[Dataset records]
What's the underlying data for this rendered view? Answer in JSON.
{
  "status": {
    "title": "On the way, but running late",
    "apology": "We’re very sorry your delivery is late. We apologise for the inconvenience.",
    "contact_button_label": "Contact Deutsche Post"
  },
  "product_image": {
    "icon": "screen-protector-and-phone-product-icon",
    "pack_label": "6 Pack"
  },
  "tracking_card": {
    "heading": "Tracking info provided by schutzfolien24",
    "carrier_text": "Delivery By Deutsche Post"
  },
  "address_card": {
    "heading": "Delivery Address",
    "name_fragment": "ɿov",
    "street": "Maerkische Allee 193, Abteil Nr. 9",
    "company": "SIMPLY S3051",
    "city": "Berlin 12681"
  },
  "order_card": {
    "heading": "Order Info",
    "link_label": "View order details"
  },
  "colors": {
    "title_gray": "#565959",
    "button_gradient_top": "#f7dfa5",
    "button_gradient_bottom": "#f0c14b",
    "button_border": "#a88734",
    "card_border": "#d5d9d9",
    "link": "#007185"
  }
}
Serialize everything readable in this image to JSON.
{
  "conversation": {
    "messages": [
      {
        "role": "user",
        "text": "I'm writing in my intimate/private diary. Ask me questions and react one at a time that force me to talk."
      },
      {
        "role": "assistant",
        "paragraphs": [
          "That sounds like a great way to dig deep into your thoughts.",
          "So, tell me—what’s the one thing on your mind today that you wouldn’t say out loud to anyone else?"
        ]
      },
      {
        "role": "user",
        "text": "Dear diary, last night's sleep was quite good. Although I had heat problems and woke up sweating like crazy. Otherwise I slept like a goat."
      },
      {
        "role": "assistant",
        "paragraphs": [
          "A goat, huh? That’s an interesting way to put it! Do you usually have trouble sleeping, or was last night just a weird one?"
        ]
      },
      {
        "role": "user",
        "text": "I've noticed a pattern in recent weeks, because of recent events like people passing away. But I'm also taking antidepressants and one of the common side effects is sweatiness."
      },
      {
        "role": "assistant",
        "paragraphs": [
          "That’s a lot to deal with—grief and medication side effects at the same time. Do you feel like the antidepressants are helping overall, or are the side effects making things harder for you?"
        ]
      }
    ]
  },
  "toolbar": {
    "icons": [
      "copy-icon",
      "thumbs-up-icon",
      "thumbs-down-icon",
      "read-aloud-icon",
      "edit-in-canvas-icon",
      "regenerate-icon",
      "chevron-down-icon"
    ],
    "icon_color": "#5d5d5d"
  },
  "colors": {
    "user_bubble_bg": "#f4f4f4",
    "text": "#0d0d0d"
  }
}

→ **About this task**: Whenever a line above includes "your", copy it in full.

→ **Response below**:
    "apology": "We’re very sorry your delivery is late. We apologise for the inconvenience.",
          "That sounds like a great way to dig deep into your thoughts.",
          "So, tell me—what’s the one thing on your mind today that you wouldn’t say out loud to anyone else?"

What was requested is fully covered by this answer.